You will have to leap
Have you spent time considering the plusses and minuses of a challenge or opportunity? Do you procrastinate waiting for the best answer? Are you afraid you will make the wrong one? Sure, we a do.
I have often been told, especially when I was younger that I “didn’t think things through” that I “leaped” to quickly without weighing the all the options.
Some of that is true, I tend to trust my gut, but I have fallen flat on my face more times than I can count.
This poem by WH Auden truly spoke to me. I like many of his works, but when the challenge was literary allusions, this one Leapedout to me. The image was very clear of what I wanted to create.
This is often me- my thought process speaks to me when I have made that leap. OMG- What did I do? Was this a really good idea?
Here is the poem that spoke to me.
The sense of danger must not disappear:
The way is certainly both short and steep,
However gradual it looks from here;
Look if you like, but you will have to leap.
Tough-minded men get mushy in their sleep
And break the by-laws any fool can keep;
It is not the convention but the fear That has a tendency to disappear.
The worried efforts of the busy heap, The dirt, the imprecision, and the beer
Produce a few smart wisecracks every year;
Laugh if you can, but you will have to leap.
The clothes that are considered right to wear Will not be either sensible or cheap, So long as we consent to live like sheep And never mention those who disappear.
Much can be said for social savoir-faire,
But to rejoice when no one else is there
Is even harder than it is to weep; No one is watching, but you have to leap.
A solitude ten thousand fathoms deep Sustains the bed on which we lie, my dear: Although I love you, you will have to leap; Our dream of safety has to disappear.
— W. H. Auden
Wystan Hugh Auden 1 February 1907 – 29 September 1973 was a British-American poet. Auden's poetry was noted for its stylistic and technical achievement, its engagement with politics, morals, love, and religion, and its variety in tone, form, and content. He was born in York and grew up in and near Birmingham. He attended various English independent (or public) schools and studied English at Christ Church, Oxford. He spent five years (1930–35) teaching in British private preparatory schools, then travelled to Iceland and China to write books about his journeys. In 1939, he moved to the United States and became an American citizen in 1946, retaining his British citizenship. He taught from 1941 to 1945 in American universities. (Wikipedia)
When the theme of Literary Illusions came up as a topic, I immediately went to subjects I knew well, with imagery that I could reproduce easily.
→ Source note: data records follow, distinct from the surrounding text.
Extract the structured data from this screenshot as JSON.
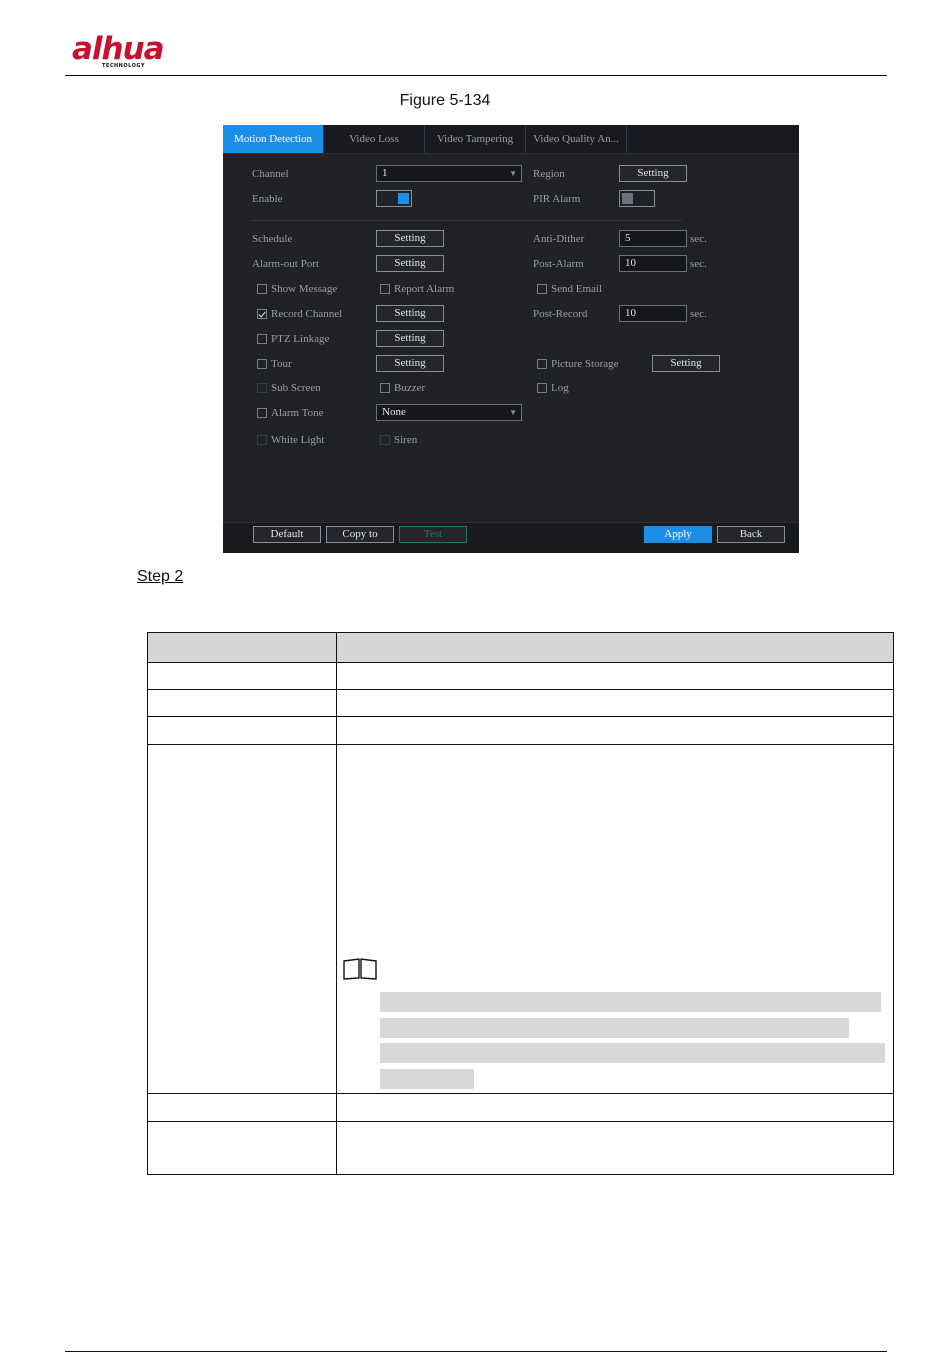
{
  "brand": {
    "logo_main": "alhua",
    "logo_sub": "TECHNOLOGY"
  },
  "figure": {
    "caption": "Figure 5-134"
  },
  "step": {
    "label": "Step 2"
  },
  "dvr": {
    "tabs": [
      {
        "label": "Motion Detection",
        "active": true
      },
      {
        "label": "Video Loss"
      },
      {
        "label": "Video Tampering"
      },
      {
        "label": "Video Quality An..."
      }
    ],
    "form": {
      "channel": {
        "label": "Channel",
        "value": "1"
      },
      "region": {
        "label": "Region",
        "button": "Setting"
      },
      "enable": {
        "label": "Enable",
        "state": "on"
      },
      "pir_alarm": {
        "label": "PIR Alarm",
        "state": "off"
      },
      "schedule": {
        "label": "Schedule",
        "button": "Setting"
      },
      "anti_dither": {
        "label": "Anti-Dither",
        "value": "5",
        "unit": "sec."
      },
      "alarm_out_port": {
        "label": "Alarm-out Port",
        "button": "Setting"
      },
      "post_alarm": {
        "label": "Post-Alarm",
        "value": "10",
        "unit": "sec."
      },
      "show_message": {
        "label": "Show Message",
        "checked": false
      },
      "report_alarm": {
        "label": "Report Alarm",
        "checked": false
      },
      "send_email": {
        "label": "Send Email",
        "checked": false
      },
      "record_channel": {
        "label": "Record Channel",
        "checked": true,
        "button": "Setting"
      },
      "post_record": {
        "label": "Post-Record",
        "value": "10",
        "unit": "sec."
      },
      "ptz_linkage": {
        "label": "PTZ Linkage",
        "checked": false,
        "button": "Setting"
      },
      "tour": {
        "label": "Tour",
        "checked": false,
        "button": "Setting"
      },
      "picture_storage": {
        "label": "Picture Storage",
        "checked": false,
        "button": "Setting"
      },
      "sub_screen": {
        "label": "Sub Screen",
        "checked": false
      },
      "buzzer": {
        "label": "Buzzer",
        "checked": false
      },
      "log": {
        "label": "Log",
        "checked": false
      },
      "alarm_tone": {
        "label": "Alarm Tone",
        "checked": false,
        "value": "None"
      },
      "white_light": {
        "label": "White Light",
        "checked": false
      },
      "siren": {
        "label": "Siren",
        "checked": false
      }
    },
    "buttons": {
      "default": "Default",
      "copy_to": "Copy to",
      "test": "Test",
      "apply": "Apply",
      "back": "Back"
    },
    "colors": {
      "accent": "#1b8fe8",
      "background": "#202227",
      "test_button": "#1f7d56"
    }
  }
}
These images have often centered around a kitchen scene, or food oriented. But, I take the 20 Perspectives themes as an opportunity to try new techniques and attempts new methods of storytelling.
To me, Auden’s words are full of imagery. I had to really think about which illusion I wanted to explore. Some of the imagery that came to me were his words, tough minded men- I saw an almost cartoon like image of old men with cigars in their mouths. You can look but you have to leap was another image I liked. And in the end, I really wanted to create the leap.
The figure in the center of the image has just leaped off the rocks, she is doing it, about to fall into the waves. The waves are crashing against the rock but she leaped anyway. The fear did not disappear- but she had to leap. Like me in many instances, she is almost prepared- she is wearing goggles (which would do no good upon impact!) She has her hand up in power or defiance of the fear.
We all have fears to face, some more scary than others. This illusion is meant to display a scary environment- open water, waves hitting the rocks. Does the figure know what she is jumping into?
Auden is known for his poetry about love. I think this image could be a metaphor for love, the last stanza speaks of love. I love you but you have to leap. Yes, I have leaped without thinking into love. The waters have been icy cold, dark and fathoms deep. In the end I chose to use the lines of the poem- the sense of danger must not disappear. Would we ever leap if the thrill was not present, sure, but it would be a theme park ride- exciting but very safe.
My techniques include on- demand printed imagery of a female figure and the rocky area she has jumped from. It was printed on chiffon and fused onto felt to give the illusion of depth. More chiffon was applied with quilting lines to create the illusion of a bright sparkly afternoon.
The sky is a hand dyed cotton which I thought also emphasized the present danger to the thrill seeking jumper.
I made textiles to resemble the an active ocean, I wanted exhilaration in the space with waves and white caps, with assorted fibers and threads.
Quilting is done with closely hued cotton threads and metallic threads. I have quilted both from the front of the piece and the back. I find metallic threads behave better when worked from the bobbin.
I had attempted to do a leaping figure years ago, I am glad this challenge allowed me to play with this imagery.
I see myself in the image, I am a mermaid, I am never happier then when I am in the water, however, you will not find me leaping off heights or even into open waters, anymore. But I do, still leap even when there is present danger, just not cliff jumping…….